- **Required work**
For the word "title", return each line of the data in which it occurs.

- **Given information**
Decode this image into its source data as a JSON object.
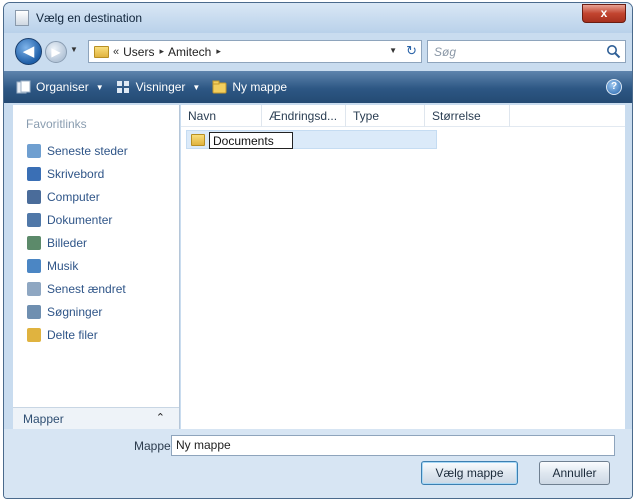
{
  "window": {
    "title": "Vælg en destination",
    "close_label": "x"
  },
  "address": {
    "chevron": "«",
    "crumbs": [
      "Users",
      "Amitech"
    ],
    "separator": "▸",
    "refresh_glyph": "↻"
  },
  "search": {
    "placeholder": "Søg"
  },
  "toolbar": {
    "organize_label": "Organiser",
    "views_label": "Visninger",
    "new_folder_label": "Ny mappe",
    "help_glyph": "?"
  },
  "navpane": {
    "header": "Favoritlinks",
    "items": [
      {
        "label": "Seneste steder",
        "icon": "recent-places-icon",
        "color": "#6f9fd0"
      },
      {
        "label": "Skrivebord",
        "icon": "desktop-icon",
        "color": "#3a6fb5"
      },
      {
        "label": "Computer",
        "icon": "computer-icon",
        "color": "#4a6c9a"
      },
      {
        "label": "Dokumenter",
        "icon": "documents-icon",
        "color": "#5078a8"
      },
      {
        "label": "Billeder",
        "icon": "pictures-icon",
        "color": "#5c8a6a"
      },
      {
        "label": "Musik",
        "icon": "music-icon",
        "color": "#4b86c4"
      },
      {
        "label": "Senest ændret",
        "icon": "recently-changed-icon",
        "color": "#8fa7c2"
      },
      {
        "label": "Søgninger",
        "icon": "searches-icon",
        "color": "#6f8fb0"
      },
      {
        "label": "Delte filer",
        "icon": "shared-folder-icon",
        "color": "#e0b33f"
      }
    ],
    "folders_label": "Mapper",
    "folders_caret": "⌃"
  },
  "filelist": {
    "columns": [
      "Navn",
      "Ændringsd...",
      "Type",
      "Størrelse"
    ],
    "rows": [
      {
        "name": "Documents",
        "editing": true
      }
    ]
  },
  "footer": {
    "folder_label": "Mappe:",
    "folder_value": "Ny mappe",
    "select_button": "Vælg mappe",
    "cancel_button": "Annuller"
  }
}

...

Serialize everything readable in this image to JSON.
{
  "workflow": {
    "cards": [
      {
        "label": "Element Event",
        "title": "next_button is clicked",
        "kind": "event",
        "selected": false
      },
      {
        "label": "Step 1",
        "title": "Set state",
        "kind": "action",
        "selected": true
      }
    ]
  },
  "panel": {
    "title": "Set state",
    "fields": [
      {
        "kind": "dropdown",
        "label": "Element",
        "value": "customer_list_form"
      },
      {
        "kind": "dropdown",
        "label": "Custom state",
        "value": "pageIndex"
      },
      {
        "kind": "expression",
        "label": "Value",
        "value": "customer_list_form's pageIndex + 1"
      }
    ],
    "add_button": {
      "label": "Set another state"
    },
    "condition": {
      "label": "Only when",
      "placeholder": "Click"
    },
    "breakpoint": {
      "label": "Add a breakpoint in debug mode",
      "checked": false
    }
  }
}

- **Expected answer**
    "title": "Vælg en destination",
        "title": "next_button is clicked",
        "title": "Set state",
    "title": "Set state",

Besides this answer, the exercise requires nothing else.